Synopsis by Sandra Brennan
In 1945, filmmaker Roberto Rossellini released the daring Rome, Open City, a film that sharply criticized the Nazis and became a cornerstone of the Italian Neorealist movement. This Italian drama tells the fascinating true story of the film's genesis. Originally Rossellini and his screenwriter wanted the film to chronicle and comment upon the Nazi occupation of Rome. After finding a suitable cast they began making the film and then showed a few rushes to outspoken producer Pepino Amato who was so upset by the radical message that he walked out, taking his financial backing with him.

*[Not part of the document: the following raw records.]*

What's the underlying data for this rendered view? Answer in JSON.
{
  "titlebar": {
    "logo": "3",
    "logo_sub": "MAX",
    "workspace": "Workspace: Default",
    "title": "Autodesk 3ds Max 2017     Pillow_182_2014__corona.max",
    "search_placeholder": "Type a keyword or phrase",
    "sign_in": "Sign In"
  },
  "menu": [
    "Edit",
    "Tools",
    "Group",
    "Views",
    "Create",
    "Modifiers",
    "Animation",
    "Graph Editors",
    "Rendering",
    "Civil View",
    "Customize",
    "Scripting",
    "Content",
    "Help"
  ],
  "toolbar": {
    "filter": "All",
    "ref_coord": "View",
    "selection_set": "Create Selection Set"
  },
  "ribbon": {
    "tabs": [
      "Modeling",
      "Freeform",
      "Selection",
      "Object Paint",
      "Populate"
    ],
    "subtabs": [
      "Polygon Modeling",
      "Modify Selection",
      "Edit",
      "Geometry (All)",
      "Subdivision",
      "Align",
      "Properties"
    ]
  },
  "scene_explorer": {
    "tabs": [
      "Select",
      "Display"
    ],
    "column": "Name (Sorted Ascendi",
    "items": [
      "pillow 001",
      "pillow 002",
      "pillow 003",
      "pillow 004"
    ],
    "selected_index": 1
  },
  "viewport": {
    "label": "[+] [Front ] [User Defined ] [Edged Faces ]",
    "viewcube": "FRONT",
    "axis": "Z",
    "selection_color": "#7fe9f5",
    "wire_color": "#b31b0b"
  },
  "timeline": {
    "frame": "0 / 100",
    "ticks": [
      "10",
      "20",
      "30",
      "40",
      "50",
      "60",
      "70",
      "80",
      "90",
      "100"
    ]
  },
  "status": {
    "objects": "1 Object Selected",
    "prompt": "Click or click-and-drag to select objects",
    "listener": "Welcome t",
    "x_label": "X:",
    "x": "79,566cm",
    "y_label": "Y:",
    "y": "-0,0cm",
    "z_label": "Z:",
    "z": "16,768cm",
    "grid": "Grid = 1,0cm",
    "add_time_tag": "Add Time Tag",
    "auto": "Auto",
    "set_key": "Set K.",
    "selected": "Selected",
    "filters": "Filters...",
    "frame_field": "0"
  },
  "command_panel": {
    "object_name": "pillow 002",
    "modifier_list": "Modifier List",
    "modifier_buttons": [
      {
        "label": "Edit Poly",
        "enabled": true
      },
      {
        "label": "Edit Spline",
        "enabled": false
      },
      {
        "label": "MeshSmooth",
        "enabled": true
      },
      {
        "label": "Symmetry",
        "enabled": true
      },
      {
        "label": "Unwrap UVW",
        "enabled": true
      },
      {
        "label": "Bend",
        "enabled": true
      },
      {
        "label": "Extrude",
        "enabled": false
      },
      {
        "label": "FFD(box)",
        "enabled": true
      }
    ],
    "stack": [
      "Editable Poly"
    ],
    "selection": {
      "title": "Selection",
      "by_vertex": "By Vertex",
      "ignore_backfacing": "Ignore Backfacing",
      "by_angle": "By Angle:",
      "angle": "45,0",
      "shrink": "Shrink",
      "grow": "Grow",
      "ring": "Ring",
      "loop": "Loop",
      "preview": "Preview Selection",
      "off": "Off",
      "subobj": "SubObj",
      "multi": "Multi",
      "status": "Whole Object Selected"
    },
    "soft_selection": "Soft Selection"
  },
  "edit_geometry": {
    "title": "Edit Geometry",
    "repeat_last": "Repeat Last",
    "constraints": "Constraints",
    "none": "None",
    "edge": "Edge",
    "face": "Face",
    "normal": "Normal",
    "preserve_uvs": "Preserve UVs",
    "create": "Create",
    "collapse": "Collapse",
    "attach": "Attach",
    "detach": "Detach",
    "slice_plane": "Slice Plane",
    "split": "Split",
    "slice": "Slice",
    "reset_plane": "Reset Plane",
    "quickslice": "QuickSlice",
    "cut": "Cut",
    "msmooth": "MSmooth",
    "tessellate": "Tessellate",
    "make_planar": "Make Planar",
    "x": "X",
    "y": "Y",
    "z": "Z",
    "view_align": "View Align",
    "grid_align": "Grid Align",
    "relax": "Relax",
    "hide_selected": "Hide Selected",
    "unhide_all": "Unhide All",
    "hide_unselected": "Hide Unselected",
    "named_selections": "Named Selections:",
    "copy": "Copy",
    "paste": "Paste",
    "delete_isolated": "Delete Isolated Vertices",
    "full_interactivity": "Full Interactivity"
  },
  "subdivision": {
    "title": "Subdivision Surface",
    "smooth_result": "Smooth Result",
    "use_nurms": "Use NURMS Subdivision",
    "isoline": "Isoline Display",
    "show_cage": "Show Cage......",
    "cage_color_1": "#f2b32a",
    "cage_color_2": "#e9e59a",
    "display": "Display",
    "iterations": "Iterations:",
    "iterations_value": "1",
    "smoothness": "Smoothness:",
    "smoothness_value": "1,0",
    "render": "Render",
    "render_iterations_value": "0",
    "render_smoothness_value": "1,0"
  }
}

Fortunately, the director manages to find backing from an enigmatic countess.
politics, anti-Nazi, screenwriter